══ DATA FOR THIS EXERCISE

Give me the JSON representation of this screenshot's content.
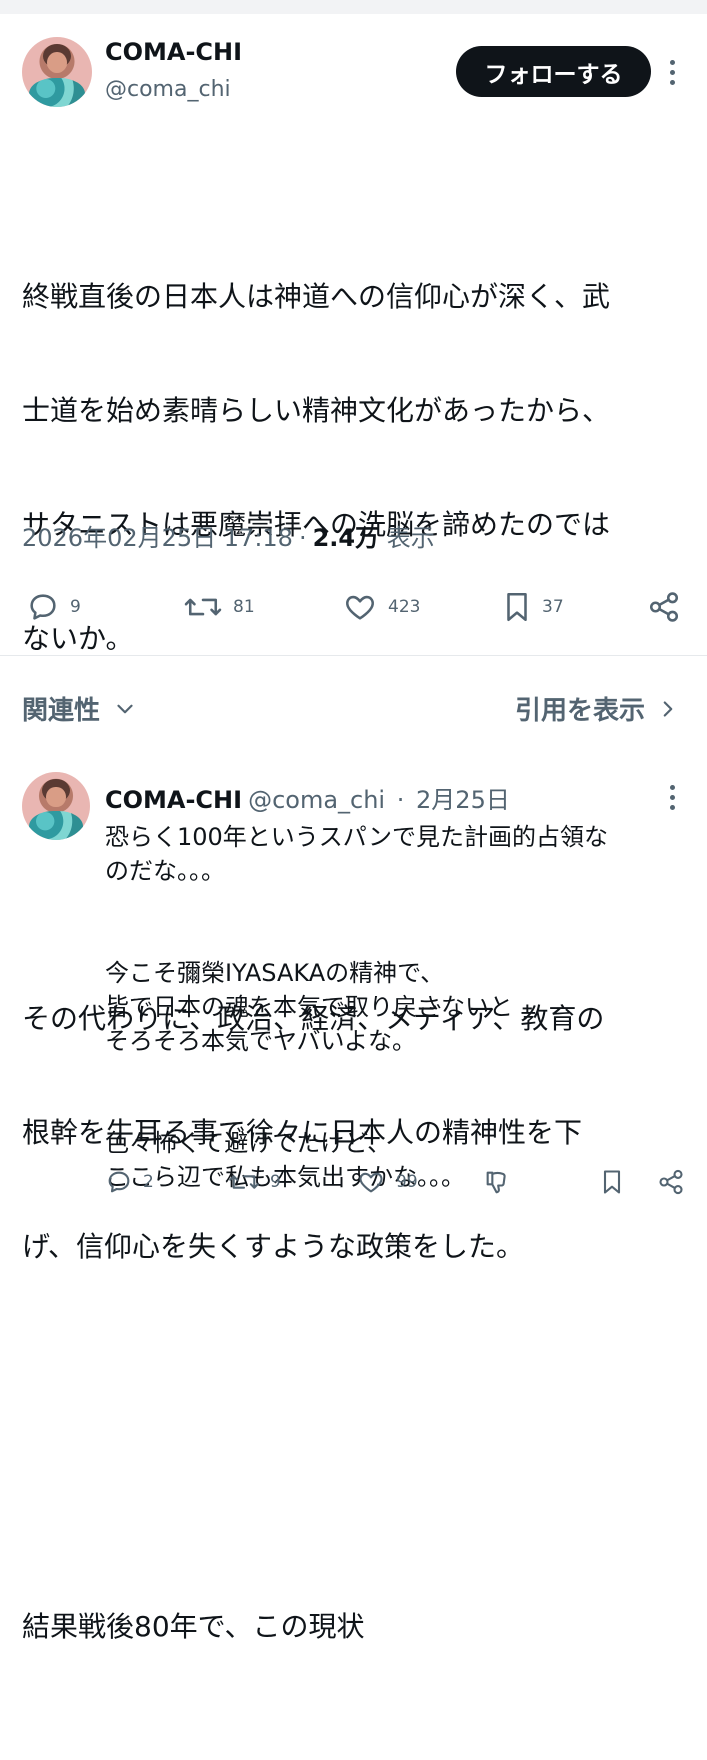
{
  "post": {
    "author_name": "COMA-CHI",
    "author_handle": "@coma_chi",
    "follow_label": "フォローする",
    "paragraphs": [
      [
        "終戦直後の日本人は神道への信仰心が深く、武",
        "士道を始め素晴らしい精神文化があったから、",
        "サタニストは悪魔崇拝への洗脳を諦めたのでは",
        "ないか。"
      ],
      [
        "その代わりに、政治、経済、メディア、教育の",
        "根幹を牛耳る事で徐々に日本人の精神性を下",
        "げ、信仰心を失くすような政策をした。"
      ],
      [
        "結果戦後80年で、この現状"
      ]
    ],
    "timestamp": "2026年02月25日 17:18",
    "separator": "·",
    "views": "2.4万",
    "views_label": "表示",
    "stats": {
      "replies": "9",
      "reposts": "81",
      "likes": "423",
      "bookmarks": "37"
    }
  },
  "section": {
    "related_label": "関連性",
    "quotes_label": "引用を表示"
  },
  "reply": {
    "author_name": "COMA-CHI",
    "author_handle": "@coma_chi",
    "separator": "·",
    "date": "2月25日",
    "paragraphs": [
      [
        "恐らく100年というスパンで見た計画的占領な",
        "のだな。。。"
      ],
      [
        "今こそ彌榮IYASAKAの精神で、",
        "皆で日本の魂を本気で取り戻さないと",
        "そろそろ本気でヤバいよな。"
      ],
      [
        "色々怖くて避けてたけど、",
        "ここら辺で私も本気出すかな。。。"
      ]
    ],
    "stats": {
      "replies": "2",
      "reposts": "9",
      "likes": "99"
    }
  },
  "icons": [
    "avatar",
    "more-vertical-icon",
    "reply-icon",
    "repost-icon",
    "like-icon",
    "bookmark-icon",
    "share-icon",
    "chevron-down-icon",
    "chevron-right-icon",
    "dislike-icon"
  ],
  "colors": {
    "text": "#0f1419",
    "muted": "#536471",
    "button_bg": "#0f1419",
    "divider": "#e6e9ec"
  }
}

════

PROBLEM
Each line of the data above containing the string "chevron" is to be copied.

RESPONSE FOR THIS EXERCISE
    "chevron-down-icon",
    "chevron-right-icon",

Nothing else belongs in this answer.